"What will be the benefit from taking action?", "What am I most likely to get out of having done it...?", "How will getting this done get me closer to my goal, closer to what I actually want?" => Make the carrot golden and big... 
By doing this you find out one of two things. 
a) Is doing this really worth your time, money and/or energy...? Is there really any intrinsic motivation? 
If it still is just a "should" your best bet is to let it go / forget about it and come back to it when you "really want to", "have to"... When you worked out why and how doing this is important...
b) What type of carrot and stick do you personally need to propel you into action? Then you can use these for leverage and do what it takes.

3. Fear:

Fear is a natural, non-personal response of the brain to a real or perceived threat.
Given the distinct lack of sable tooth tigers these days, most situations we find ourselves in are actually not a life or death situation anymore.....perceived.... I know...! 
Fear mostly is a misuse of our creativity and imagination.... That probably means that you have more creativity and better imagination then you ever gave yourself credit for! No, no, no... Seriously... In my world that's a result Maybe not the one you were after but still it's a result!
With our creative minds we are very good at imagining worst case scenarios or terrible outcomes when in reality, those things would actually be very unlikely. One way to counteract that type of "catastrophic" thinking is by using realistic and common sense thinking. You have two options to deal with this:

A) Ask yourself three simple questions, or write these down: 

  • "Am I creating possibilities that are actually highly unrealistic and probably (a bit) too dramatic...?"
  • "Am I creating consequences  that are actually highly unrealistic and probably (a bit) too dramatic...?"
  • "What would someone who is absolutely logical and realistic say when asked: What is actually most likely to happen when I take this action...?"  

B) Create three columns. I prefer putting pen to paper for this but you might prefer electronics.

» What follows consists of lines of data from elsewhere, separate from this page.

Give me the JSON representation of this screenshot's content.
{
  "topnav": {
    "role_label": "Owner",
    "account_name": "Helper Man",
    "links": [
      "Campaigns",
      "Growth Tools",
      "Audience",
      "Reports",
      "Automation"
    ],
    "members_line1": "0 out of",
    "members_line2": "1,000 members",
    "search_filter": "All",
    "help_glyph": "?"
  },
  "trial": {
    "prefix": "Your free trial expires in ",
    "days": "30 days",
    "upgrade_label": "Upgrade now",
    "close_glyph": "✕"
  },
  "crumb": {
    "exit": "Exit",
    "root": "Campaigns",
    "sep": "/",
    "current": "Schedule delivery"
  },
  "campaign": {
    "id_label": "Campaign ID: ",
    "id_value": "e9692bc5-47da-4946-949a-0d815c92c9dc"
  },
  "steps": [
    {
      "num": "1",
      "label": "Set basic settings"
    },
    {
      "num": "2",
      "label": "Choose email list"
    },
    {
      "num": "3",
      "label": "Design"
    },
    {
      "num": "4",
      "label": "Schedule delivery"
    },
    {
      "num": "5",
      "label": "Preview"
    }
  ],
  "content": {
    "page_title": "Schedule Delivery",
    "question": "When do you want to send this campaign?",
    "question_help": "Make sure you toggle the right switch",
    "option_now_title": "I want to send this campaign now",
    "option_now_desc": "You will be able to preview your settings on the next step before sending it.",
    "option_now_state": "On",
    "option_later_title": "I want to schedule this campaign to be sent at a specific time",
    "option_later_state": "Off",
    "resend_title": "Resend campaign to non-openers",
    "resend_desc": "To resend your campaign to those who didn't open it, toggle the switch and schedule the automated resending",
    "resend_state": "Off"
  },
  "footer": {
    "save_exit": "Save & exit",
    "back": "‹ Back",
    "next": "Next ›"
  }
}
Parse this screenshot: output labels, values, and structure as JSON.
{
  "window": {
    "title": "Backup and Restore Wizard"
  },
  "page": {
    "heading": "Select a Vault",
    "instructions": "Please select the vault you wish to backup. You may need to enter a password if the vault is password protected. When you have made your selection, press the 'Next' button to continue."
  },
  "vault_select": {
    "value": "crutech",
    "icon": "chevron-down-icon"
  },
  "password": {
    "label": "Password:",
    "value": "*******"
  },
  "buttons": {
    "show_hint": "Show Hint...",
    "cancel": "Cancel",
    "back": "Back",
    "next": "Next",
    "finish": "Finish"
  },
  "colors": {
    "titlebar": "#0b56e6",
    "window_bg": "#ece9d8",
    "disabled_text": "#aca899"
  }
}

Either way is fine.

  • First column: make a list of all the things that could potentially go wrong by doing what you want to do. Feel free to let your imagination run, if that makes you feel good... 
  • Second column: Come up with equally creative steps to take to mitigate the possibility of each of those possibilities or consequences from happening
  • Third column: Think forward till you have found the resolution, till you reached the point where you look back and realise: "yep, that wasn't great but hey, I survived". That may be 2 days or 5 years down the track, it doesn't matter. Then write down what steps you'd take to recover from each of the scenarios you imagined in the first column.

There you go. When you find yourself not taking action, find out which one of the three it is and you'll soon get yourself taking action again! 
Stay tuned for more....